> [Exercise brief]: Every record shown below should be duplicated exactly.

Excerpts from a dataset

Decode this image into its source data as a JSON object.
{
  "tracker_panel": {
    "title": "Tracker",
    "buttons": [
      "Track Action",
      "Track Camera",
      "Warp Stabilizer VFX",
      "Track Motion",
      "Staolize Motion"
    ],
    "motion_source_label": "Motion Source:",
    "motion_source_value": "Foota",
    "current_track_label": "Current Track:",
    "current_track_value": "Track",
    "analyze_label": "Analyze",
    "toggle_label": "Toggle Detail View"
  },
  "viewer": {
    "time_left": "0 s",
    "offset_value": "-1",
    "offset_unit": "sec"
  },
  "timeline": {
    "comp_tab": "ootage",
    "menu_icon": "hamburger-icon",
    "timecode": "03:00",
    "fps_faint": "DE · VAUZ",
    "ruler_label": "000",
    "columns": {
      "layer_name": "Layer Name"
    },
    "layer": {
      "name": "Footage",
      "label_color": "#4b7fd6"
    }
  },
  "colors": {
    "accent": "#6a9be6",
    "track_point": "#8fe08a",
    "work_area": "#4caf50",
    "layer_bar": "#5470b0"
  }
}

> [Solution for this problem]:
Decode this image into its source data as a JSON object.
{
  "tracker_panel": {
    "title": "Tracker",
    "buttons": [
      "Track Action",
      "Track Camera",
      "Warp Stabilizer VFX",
      "Track Motion",
      "Staolize Motion"
    ],
    "motion_source_label": "Motion Source:",
    "motion_source_value": "Foota",
    "current_track_label": "Current Track:",
    "current_track_value": "Track",
    "analyze_label": "Analyze",
    "toggle_label": "Toggle Detail View"
  },
  "viewer": {
    "time_left": "0 s",
    "offset_value": "-1",
    "offset_unit": "sec"
  },
  "timeline": {
    "comp_tab": "ootage",
    "menu_icon": "hamburger-icon",
    "timecode": "03:00",
    "fps_faint": "DE · VAUZ",
    "ruler_label": "000",
    "columns": {
      "layer_name": "Layer Name"
    },
    "layer": {
      "name": "Footage",
      "label_color": "#4b7fd6"
    }
  },
  "colors": {
    "accent": "#6a9be6",
    "track_point": "#8fe08a",
    "work_area": "#4caf50",
    "layer_bar": "#5470b0"
  }
}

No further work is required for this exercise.